The Rise of Populist Nationalism
The authors of this book approach the emergence and endurance of the populist nationalism in post-communist Eastern Europe, with special emphasis on Hungary. They attempt to understand the reasons behind public discourses that increasingly reframe politics in terms of nationhood and nationalism.

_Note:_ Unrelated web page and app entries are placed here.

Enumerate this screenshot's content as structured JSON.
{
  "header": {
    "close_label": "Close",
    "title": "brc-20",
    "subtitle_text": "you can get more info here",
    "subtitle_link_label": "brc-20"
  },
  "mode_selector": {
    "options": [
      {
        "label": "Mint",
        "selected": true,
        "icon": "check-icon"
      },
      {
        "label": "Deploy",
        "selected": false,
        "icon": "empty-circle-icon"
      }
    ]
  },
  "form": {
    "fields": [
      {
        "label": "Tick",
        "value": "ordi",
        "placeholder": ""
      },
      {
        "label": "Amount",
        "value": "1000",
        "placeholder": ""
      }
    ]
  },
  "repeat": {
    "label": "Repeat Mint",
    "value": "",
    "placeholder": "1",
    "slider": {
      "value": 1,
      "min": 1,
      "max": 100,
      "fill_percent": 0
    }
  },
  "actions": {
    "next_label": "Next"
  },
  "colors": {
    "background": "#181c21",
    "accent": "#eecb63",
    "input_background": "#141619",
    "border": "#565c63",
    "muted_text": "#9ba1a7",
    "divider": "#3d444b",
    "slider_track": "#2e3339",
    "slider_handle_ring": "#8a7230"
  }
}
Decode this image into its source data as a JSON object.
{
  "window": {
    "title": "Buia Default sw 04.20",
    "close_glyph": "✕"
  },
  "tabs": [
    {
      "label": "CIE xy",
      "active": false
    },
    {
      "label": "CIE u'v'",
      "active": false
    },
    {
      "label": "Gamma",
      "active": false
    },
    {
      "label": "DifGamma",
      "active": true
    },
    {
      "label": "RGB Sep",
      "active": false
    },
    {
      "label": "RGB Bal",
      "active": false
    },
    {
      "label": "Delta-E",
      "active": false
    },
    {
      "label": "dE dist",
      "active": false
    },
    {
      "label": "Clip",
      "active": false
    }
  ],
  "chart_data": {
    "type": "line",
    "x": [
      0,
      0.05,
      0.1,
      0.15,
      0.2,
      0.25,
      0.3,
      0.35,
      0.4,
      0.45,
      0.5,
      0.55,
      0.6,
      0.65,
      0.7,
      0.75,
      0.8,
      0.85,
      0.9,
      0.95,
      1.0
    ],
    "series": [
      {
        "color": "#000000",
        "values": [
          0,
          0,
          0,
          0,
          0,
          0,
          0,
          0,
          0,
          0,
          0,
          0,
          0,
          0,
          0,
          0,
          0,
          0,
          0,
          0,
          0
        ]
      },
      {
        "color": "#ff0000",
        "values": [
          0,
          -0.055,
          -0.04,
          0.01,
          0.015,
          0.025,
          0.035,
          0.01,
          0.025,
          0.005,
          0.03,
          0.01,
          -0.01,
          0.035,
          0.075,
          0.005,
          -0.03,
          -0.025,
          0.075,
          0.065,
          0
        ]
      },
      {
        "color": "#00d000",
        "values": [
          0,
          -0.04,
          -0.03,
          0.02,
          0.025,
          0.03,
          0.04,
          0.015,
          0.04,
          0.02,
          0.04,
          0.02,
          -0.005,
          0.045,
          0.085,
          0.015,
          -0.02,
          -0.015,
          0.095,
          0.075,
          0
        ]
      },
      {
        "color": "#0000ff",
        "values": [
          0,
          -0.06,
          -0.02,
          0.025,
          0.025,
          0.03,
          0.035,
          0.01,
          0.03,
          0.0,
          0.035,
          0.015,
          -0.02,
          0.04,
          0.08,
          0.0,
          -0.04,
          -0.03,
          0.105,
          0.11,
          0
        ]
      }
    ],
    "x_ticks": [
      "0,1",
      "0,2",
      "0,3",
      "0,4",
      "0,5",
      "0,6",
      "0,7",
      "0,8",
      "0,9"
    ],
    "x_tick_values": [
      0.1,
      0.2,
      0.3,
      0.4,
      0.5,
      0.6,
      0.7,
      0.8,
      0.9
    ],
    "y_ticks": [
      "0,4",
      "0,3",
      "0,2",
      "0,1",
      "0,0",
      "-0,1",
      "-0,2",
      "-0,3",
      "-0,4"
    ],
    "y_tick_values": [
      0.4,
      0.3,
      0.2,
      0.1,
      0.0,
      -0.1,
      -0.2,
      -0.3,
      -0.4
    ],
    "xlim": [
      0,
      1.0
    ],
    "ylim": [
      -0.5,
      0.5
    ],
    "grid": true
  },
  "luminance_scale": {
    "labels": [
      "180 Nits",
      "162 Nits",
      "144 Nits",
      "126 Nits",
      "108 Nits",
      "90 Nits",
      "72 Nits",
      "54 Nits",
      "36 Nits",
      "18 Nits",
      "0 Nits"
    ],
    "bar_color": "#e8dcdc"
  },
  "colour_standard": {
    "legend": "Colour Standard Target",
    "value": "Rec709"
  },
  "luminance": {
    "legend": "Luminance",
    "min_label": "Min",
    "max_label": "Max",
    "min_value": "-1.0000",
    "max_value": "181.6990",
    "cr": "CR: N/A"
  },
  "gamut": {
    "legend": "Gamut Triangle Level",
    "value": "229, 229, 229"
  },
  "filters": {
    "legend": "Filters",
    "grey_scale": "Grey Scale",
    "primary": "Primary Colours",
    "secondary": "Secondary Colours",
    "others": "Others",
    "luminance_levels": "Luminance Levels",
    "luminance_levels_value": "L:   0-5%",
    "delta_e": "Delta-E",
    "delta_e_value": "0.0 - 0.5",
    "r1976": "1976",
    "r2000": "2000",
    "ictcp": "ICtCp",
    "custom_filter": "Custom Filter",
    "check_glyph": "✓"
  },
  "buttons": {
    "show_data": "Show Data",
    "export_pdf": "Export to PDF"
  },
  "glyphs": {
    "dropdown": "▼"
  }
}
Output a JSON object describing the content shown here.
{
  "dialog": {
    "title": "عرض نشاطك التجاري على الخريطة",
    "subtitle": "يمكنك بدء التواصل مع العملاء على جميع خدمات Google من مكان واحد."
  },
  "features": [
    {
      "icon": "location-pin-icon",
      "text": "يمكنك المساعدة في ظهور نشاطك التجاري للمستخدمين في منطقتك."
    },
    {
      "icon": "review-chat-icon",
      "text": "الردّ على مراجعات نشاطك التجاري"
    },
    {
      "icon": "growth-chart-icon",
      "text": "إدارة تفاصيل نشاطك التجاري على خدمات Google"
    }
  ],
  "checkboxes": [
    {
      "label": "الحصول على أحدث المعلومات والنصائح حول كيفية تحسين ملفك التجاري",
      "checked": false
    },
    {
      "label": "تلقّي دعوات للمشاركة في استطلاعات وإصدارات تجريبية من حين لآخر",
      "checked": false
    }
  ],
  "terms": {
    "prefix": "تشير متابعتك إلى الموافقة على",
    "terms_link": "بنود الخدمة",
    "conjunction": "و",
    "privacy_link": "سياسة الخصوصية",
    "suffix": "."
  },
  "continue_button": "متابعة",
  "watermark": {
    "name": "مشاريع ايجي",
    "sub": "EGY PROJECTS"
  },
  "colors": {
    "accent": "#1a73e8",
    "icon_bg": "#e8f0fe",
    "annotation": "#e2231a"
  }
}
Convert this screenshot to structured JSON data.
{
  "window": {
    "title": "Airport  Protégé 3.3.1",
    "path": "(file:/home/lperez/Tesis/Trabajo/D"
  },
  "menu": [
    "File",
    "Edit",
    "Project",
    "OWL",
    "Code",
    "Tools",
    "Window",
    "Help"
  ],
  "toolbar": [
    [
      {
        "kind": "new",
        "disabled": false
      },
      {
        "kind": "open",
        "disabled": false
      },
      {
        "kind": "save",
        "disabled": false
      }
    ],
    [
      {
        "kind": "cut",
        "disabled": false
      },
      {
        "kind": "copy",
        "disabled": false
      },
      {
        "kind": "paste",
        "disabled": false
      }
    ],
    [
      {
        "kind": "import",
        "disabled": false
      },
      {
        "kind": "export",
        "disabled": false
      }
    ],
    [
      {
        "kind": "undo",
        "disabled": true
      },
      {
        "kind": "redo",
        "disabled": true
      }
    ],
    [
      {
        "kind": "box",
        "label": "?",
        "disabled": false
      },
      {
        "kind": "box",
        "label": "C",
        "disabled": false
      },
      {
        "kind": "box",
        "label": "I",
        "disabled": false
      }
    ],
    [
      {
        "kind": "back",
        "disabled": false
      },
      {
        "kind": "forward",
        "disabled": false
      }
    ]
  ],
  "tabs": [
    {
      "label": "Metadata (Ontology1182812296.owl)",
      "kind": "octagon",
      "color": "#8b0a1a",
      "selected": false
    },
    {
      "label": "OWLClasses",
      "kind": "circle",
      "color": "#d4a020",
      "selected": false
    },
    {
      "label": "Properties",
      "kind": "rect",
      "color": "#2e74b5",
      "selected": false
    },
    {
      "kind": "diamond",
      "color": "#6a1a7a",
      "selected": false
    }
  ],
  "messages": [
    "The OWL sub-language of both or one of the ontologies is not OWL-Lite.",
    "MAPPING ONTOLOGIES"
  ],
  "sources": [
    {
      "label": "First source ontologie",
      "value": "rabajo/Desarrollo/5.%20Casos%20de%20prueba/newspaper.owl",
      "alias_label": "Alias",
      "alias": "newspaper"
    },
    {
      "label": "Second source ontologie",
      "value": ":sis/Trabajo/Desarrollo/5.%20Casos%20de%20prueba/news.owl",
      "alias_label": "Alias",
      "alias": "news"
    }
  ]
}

Overall, the volume attempts to explain how the new nationalism is rooted in recent political, economic and social processes. The contributors focus on two motifs in public discourse: shift and legacy. Some focus on shifts in public law and shifts in political ethno-nationalism through the lens of constitutional law, while others explain the social and political roots of these shifts. Others discuss the effects of legacy in memory and culture and suggest that both shift and legacy combine to produce the new era of identity politics. Legal experts emphasize that the new Fundamental Law of Hungary is radically different from all previous Hungarian constitutions, and clearly reflects a redefinition of the Hungarian state itself. The authors further examine the role of developments in the fields of sociology and political science that contribute to the kind of politics in which identity is at the fore.
Introduction (Margit Feischmidt, Balázs Majtényi)
Constitutional Continuity Disrupted (Kriszta Kovács)
Continuity, Discontinuity and Constitution-Making: A Comparative Account (Zsolt Körtvélyesi)
A Nation Torn Apart by its Constitution? Nationality and Ethnicity in the Context of the Hungarian Fundamental Law (Nóra Chronowski)
Towards an illiberal extraterritorial political community? Hungary’s ‘Simplified Naturalisation’ and its ramifications (Chris Moreh)
Shift in the Hungarian Roma policy after 2010 (Balázs Majtényi, György Majtényi)
New forms of Nationalism in and the Discursive Construction of the Gypsy Other (Margit Feischmidt)
Civil Society and the Right-wing Radicalization of the Public Sphere in Hungary (Virág Molnár)
Why Elite Workers' Attracted by the Radical Right? The Impact of Deeply Ingrained Nationalism and Perceptions of Exploitations (Eszter Bartha, András Tóth)
Divergent Understandings of Politics and Motivations for Civic Participation among the Politically Active Students (Andrea Szabó, Dániel Oross, Dániel Róna)